Segment Start: EXCERPTED DATA
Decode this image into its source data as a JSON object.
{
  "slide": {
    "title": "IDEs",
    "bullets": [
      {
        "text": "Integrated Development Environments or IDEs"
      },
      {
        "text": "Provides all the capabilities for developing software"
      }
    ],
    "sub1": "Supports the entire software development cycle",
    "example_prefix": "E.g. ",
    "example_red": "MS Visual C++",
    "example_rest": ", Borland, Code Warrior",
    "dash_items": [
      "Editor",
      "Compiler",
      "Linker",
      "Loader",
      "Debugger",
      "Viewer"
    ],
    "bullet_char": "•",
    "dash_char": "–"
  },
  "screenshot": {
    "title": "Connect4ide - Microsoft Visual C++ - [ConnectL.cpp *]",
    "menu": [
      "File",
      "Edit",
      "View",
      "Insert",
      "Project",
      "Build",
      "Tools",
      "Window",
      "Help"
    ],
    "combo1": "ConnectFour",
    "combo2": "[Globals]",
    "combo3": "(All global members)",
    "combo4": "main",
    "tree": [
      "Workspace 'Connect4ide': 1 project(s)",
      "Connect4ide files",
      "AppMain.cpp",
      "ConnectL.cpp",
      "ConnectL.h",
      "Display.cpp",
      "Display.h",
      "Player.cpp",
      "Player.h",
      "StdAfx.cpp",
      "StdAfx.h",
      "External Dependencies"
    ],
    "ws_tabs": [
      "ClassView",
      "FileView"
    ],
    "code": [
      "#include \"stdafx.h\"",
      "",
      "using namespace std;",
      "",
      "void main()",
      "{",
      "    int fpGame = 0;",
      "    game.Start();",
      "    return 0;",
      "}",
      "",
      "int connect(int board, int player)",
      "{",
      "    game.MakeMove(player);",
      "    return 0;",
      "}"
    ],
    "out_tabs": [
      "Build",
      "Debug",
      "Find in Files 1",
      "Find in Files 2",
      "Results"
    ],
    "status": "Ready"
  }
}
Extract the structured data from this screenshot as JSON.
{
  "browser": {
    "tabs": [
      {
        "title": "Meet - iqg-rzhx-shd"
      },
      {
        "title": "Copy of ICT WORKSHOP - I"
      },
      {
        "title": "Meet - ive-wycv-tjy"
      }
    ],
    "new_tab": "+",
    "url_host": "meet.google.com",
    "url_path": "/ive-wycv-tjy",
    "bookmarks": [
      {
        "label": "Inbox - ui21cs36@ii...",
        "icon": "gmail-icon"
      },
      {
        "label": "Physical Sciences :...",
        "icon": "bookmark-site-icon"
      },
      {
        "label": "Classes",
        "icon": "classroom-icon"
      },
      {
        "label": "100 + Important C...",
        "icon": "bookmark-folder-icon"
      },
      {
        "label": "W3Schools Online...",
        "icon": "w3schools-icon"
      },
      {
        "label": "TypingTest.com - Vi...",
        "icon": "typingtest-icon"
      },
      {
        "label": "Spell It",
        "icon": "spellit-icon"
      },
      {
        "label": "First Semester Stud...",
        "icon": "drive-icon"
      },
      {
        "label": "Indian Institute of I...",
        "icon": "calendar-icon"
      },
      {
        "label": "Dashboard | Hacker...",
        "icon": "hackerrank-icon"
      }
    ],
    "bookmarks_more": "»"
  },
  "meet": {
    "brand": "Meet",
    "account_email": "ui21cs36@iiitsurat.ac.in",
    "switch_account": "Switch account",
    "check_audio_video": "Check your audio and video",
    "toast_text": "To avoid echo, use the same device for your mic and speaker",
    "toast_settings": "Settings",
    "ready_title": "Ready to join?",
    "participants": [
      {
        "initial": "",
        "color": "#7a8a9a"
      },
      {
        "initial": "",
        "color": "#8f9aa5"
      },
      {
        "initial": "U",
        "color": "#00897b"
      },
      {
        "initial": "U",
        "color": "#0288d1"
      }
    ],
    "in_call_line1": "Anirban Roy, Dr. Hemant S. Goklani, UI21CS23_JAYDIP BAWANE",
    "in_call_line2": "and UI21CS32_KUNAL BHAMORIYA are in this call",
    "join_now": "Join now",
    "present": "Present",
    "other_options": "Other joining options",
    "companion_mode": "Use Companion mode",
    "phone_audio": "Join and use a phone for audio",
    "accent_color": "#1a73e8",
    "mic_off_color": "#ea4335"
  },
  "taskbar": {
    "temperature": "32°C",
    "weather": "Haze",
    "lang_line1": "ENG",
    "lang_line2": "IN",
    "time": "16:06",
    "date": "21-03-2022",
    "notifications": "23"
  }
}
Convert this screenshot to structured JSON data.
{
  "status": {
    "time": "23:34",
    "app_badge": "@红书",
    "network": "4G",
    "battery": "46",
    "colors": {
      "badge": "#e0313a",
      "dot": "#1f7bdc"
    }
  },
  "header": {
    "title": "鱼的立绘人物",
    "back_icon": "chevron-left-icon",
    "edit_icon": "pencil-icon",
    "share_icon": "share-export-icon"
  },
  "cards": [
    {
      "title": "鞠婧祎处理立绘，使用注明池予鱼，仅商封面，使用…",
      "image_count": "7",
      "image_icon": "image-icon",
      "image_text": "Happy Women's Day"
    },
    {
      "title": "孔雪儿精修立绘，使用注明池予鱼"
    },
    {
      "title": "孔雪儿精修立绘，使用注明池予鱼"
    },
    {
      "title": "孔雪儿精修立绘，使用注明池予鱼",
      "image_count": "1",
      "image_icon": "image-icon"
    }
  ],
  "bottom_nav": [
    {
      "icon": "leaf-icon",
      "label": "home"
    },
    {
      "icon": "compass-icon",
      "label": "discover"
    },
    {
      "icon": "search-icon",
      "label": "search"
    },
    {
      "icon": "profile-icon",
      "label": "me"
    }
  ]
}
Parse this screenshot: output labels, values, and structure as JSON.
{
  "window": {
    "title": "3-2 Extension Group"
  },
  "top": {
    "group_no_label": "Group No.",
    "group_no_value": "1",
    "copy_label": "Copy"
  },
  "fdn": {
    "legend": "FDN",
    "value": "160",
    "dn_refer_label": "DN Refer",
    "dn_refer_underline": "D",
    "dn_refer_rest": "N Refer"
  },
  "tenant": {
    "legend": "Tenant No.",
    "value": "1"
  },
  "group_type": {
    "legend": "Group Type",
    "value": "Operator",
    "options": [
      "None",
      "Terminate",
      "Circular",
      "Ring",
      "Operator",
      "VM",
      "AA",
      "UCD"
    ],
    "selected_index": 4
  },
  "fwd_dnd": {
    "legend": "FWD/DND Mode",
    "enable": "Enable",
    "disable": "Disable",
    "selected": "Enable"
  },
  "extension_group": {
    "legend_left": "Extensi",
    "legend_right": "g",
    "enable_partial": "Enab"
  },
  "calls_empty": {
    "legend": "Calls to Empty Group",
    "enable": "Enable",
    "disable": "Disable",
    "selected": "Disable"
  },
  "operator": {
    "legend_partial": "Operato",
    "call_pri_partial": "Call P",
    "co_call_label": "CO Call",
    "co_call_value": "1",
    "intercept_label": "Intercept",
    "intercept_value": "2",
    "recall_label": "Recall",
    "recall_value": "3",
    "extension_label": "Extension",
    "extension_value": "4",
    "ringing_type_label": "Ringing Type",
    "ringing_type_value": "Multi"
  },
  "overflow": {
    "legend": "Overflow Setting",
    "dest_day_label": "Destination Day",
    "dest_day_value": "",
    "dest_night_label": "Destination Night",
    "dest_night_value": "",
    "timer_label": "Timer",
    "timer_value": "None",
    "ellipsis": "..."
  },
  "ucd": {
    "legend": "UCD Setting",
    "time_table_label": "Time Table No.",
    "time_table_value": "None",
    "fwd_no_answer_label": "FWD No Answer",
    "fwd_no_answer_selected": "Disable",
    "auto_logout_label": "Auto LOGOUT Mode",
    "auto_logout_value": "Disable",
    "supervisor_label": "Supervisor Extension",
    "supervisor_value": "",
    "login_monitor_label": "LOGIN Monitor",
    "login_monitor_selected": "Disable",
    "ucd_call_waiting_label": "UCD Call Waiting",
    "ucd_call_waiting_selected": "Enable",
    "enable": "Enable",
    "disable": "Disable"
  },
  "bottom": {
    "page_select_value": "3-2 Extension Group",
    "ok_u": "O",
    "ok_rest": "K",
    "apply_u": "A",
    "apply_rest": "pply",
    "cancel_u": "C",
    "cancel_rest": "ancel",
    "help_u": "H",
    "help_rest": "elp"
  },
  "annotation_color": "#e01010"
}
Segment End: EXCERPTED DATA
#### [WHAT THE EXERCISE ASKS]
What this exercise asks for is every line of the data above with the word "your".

#### [EXERCISE SOLUTION]
    "check_audio_video": "Check your audio and video",
    "toast_text": "To avoid echo, use the same device for your mic and speaker",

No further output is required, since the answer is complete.